## Problem description
Repeat the data. Keep each line identical.

## Provided data
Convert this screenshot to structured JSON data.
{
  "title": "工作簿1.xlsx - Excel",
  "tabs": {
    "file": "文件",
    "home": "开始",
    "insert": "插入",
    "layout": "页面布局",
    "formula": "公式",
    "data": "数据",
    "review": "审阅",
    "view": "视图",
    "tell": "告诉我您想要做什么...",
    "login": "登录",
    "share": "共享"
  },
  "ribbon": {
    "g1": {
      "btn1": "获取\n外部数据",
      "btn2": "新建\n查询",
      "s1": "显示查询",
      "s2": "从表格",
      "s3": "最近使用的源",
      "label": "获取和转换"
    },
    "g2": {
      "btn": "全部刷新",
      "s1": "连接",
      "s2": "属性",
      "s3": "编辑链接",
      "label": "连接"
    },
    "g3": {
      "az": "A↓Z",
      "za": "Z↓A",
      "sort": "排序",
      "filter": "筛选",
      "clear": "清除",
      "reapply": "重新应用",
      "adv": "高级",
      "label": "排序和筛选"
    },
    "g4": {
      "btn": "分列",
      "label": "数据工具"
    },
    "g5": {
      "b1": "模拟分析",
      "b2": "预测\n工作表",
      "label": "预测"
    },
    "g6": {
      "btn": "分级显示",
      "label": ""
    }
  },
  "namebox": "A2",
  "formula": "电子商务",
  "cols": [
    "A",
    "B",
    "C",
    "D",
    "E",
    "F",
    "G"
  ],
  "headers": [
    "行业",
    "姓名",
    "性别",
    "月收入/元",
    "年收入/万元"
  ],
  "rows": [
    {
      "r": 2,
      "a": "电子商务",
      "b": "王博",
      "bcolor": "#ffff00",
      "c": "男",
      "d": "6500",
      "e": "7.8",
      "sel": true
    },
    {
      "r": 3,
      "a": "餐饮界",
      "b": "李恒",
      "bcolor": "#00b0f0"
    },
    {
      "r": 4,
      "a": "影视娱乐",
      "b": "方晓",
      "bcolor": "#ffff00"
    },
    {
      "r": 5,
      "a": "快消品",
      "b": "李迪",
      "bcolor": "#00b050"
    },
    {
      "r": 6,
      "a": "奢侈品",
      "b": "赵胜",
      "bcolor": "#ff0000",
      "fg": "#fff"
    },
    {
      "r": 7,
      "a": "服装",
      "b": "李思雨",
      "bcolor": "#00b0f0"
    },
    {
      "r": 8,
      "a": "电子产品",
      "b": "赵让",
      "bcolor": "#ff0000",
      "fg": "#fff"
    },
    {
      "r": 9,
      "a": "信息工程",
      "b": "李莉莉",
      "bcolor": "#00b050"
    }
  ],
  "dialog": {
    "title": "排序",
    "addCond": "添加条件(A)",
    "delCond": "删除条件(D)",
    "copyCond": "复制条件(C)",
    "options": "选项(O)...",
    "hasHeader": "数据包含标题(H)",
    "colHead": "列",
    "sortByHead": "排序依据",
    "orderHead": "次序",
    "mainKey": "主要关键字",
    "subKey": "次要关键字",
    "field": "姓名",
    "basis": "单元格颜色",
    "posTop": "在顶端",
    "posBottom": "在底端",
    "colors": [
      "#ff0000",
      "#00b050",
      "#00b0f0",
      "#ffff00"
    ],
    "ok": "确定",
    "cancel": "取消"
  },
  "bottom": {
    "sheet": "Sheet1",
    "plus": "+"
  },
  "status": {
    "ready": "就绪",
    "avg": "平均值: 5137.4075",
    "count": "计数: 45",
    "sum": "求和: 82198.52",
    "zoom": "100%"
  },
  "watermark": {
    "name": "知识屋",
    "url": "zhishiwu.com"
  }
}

## Response to the exercise
Convert this screenshot to structured JSON data.
{
  "title": "工作簿1.xlsx - Excel",
  "tabs": {
    "file": "文件",
    "home": "开始",
    "insert": "插入",
    "layout": "页面布局",
    "formula": "公式",
    "data": "数据",
    "review": "审阅",
    "view": "视图",
    "tell": "告诉我您想要做什么...",
    "login": "登录",
    "share": "共享"
  },
  "ribbon": {
    "g1": {
      "btn1": "获取\n外部数据",
      "btn2": "新建\n查询",
      "s1": "显示查询",
      "s2": "从表格",
      "s3": "最近使用的源",
      "label": "获取和转换"
    },
    "g2": {
      "btn": "全部刷新",
      "s1": "连接",
      "s2": "属性",
      "s3": "编辑链接",
      "label": "连接"
    },
    "g3": {
      "az": "A↓Z",
      "za": "Z↓A",
      "sort": "排序",
      "filter": "筛选",
      "clear": "清除",
      "reapply": "重新应用",
      "adv": "高级",
      "label": "排序和筛选"
    },
    "g4": {
      "btn": "分列",
      "label": "数据工具"
    },
    "g5": {
      "b1": "模拟分析",
      "b2": "预测\n工作表",
      "label": "预测"
    },
    "g6": {
      "btn": "分级显示",
      "label": ""
    }
  },
  "namebox": "A2",
  "formula": "电子商务",
  "cols": [
    "A",
    "B",
    "C",
    "D",
    "E",
    "F",
    "G"
  ],
  "headers": [
    "行业",
    "姓名",
    "性别",
    "月收入/元",
    "年收入/万元"
  ],
  "rows": [
    {
      "r": 2,
      "a": "电子商务",
      "b": "王博",
      "bcolor": "#ffff00",
      "c": "男",
      "d": "6500",
      "e": "7.8",
      "sel": true
    },
    {
      "r": 3,
      "a": "餐饮界",
      "b": "李恒",
      "bcolor": "#00b0f0"
    },
    {
      "r": 4,
      "a": "影视娱乐",
      "b": "方晓",
      "bcolor": "#ffff00"
    },
    {
      "r": 5,
      "a": "快消品",
      "b": "李迪",
      "bcolor": "#00b050"
    },
    {
      "r": 6,
      "a": "奢侈品",
      "b": "赵胜",
      "bcolor": "#ff0000",
      "fg": "#fff"
    },
    {
      "r": 7,
      "a": "服装",
      "b": "李思雨",
      "bcolor": "#00b0f0"
    },
    {
      "r": 8,
      "a": "电子产品",
      "b": "赵让",
      "bcolor": "#ff0000",
      "fg": "#fff"
    },
    {
      "r": 9,
      "a": "信息工程",
      "b": "李莉莉",
      "bcolor": "#00b050"
    }
  ],
  "dialog": {
    "title": "排序",
    "addCond": "添加条件(A)",
    "delCond": "删除条件(D)",
    "copyCond": "复制条件(C)",
    "options": "选项(O)...",
    "hasHeader": "数据包含标题(H)",
    "colHead": "列",
    "sortByHead": "排序依据",
    "orderHead": "次序",
    "mainKey": "主要关键字",
    "subKey": "次要关键字",
    "field": "姓名",
    "basis": "单元格颜色",
    "posTop": "在顶端",
    "posBottom": "在底端",
    "colors": [
      "#ff0000",
      "#00b050",
      "#00b0f0",
      "#ffff00"
    ],
    "ok": "确定",
    "cancel": "取消"
  },
  "bottom": {
    "sheet": "Sheet1",
    "plus": "+"
  },
  "status": {
    "ready": "就绪",
    "avg": "平均值: 5137.4075",
    "count": "计数: 45",
    "sum": "求和: 82198.52",
    "zoom": "100%"
  },
  "watermark": {
    "name": "知识屋",
    "url": "zhishiwu.com"
  }
}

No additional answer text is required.